Paintings like Door to the Sun (1994), Gyntiana Birth/Onion Man (1992) or his celebrated "Caf Deutschland" updates on the caustic social commentary of Georg Gross and Otto Dix, here represented by Caf Deutschland (Lift/Tremble/Back) (1984), are oversaturated to the point where they cause brain lock rather than fire the circuits of creative engagement.
Buried in repetitive lines and obsessive compulsive behavior, Immendorff's narcissistic symbolism is so obscure any possibility of engaging in their narrative becomes an exercise in futility ending in utter frustration.
In direct opposition to Immendorff's manic energy is the utter stillness of Luc Tuymans sublime Still Life (2002).
Although this painting stands on its own merits, it becomes even more impressive after learning that it was painted for Documenta 11 in 2002, in a post-9/11 spirit of political and social engagement.
Tuymans chose a starkly banal theme as a response to unimaginable horror. At the center of a massive (347 x 500 cm.) white canvas sits a bleached out fragment of Cézanne-like still life, hovering silently in empty white space.
Peter Doig is the most accomplished painter in the show. But his paintings suffer for their reliance on photographic sources. Consequently, like so many works painted from reproductions, they lack the sparkle which only direct observation of the original sensory-rich source can provide.
Saatchi's purchases of Doig's paintings have certainly driven up his prices to impressive levels. Works in the show include Concrete Cabin (1994), which sold for $156,500 at Phillips on May 18, 2000; White Creep (1995), sold for $365,900 at Christies New York on Nov. 11, 2003; Grasshopper (1990), sold for $383,946 at Sotheby's London on June 25, 2003; and The Architect's Home in the Ravine (1991), sold for $479,649 at Sotheby's London on June 26, 2002.
Admittedly rendered with the skill of a maestro, Doig's paintings end as unmemorable encounters -- his images have no staying power. While their sensual surfaces are pleasing to our sense of tactility, the vacuous imagery implodes into a level of creative engagement that is not unlike reading a technical manual.
Fans of Doig's thematic investigation of magic realism would do well to remember the American artist Charles Burchfield (1893-1967), the mystical landscape painter whose emotionally charged visions of the felt but unseen forces of nature are the results of direct encounter with his subjects.
The majestic blood-red gestural paintings of "The Pope of Viennese Aktionism," Hermann Nitsch, are like relics of the rituals and mock crucifixions performed at his Austrian Castle. These visceral works seem bizarrely out of place in this otherwise cerebral show. Works from his "Splatter Painting" series of the late 80s, while tedious as a group (when you've seen one, you've seen them all), still contain a raw emotive power, despite the fact that it's not blood on the canvas but good old oil and acrylic.
A telling analogy for painting's direct emotional impact can be found in the diaries of Charles Darwin, who once described a visit to the reptile house in the London Zoo.

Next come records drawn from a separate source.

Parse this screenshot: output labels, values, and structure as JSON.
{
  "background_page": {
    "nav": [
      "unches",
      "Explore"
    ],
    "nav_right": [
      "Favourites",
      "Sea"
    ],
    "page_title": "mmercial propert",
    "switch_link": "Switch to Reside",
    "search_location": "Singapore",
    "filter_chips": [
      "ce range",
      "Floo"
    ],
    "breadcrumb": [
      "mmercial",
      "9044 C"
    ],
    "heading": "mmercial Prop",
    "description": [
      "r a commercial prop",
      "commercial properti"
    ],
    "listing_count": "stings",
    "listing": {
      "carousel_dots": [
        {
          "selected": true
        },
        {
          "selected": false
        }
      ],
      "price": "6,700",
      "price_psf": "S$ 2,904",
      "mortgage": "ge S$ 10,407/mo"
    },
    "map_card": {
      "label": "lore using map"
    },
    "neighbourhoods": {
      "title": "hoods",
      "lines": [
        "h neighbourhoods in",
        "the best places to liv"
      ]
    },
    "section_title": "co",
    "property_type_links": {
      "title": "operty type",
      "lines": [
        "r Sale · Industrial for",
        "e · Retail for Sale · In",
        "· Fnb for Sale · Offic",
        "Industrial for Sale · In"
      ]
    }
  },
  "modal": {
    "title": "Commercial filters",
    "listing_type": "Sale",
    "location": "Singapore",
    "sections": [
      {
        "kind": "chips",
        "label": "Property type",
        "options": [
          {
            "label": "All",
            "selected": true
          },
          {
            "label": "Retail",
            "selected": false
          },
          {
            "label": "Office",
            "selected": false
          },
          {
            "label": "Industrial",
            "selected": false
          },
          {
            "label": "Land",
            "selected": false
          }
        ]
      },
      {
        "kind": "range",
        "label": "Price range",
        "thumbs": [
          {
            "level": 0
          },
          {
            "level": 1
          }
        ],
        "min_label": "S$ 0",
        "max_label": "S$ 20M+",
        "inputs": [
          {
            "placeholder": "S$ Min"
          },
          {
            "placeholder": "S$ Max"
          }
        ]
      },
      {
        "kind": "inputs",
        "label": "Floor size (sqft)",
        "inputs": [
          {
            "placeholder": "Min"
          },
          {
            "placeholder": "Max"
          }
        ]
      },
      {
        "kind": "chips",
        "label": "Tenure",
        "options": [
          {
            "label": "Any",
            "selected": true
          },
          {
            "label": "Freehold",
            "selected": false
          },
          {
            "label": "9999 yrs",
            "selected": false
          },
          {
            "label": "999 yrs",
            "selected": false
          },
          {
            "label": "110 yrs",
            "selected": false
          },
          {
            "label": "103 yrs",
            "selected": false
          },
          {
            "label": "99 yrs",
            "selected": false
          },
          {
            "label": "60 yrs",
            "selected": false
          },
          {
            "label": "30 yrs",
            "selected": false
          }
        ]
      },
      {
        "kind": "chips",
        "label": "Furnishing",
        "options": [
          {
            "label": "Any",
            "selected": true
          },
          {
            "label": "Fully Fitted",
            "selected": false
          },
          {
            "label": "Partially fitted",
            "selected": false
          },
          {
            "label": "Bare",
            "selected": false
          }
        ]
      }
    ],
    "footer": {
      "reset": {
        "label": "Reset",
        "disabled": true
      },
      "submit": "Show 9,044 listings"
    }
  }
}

Darwin put his face up-close to the glass in front of a puff adder, determined he would not flinch if it struck at him. But when the snake did strike, Darwin leapt backwards, a reflex propelled by ancient and automatic brain circuits. Regardless of how many times he repeated the experiment, no amount of reason and rationality could stop this primitive emotional reaction.
Similarly, great paintings are not mere exercises in exposition but employ a raw power to appeal to more primitive human emotional reactions.
Let's hope that the forthcoming two sections of "The Triumph of Painting" provide a better catalyst for unexpected pathways of brain circuitry to fire with a blaze of creative engagement.
Gut feelings, whether painful or pleasurable, require little explanation. They are hard to ignore. And so are great paintings.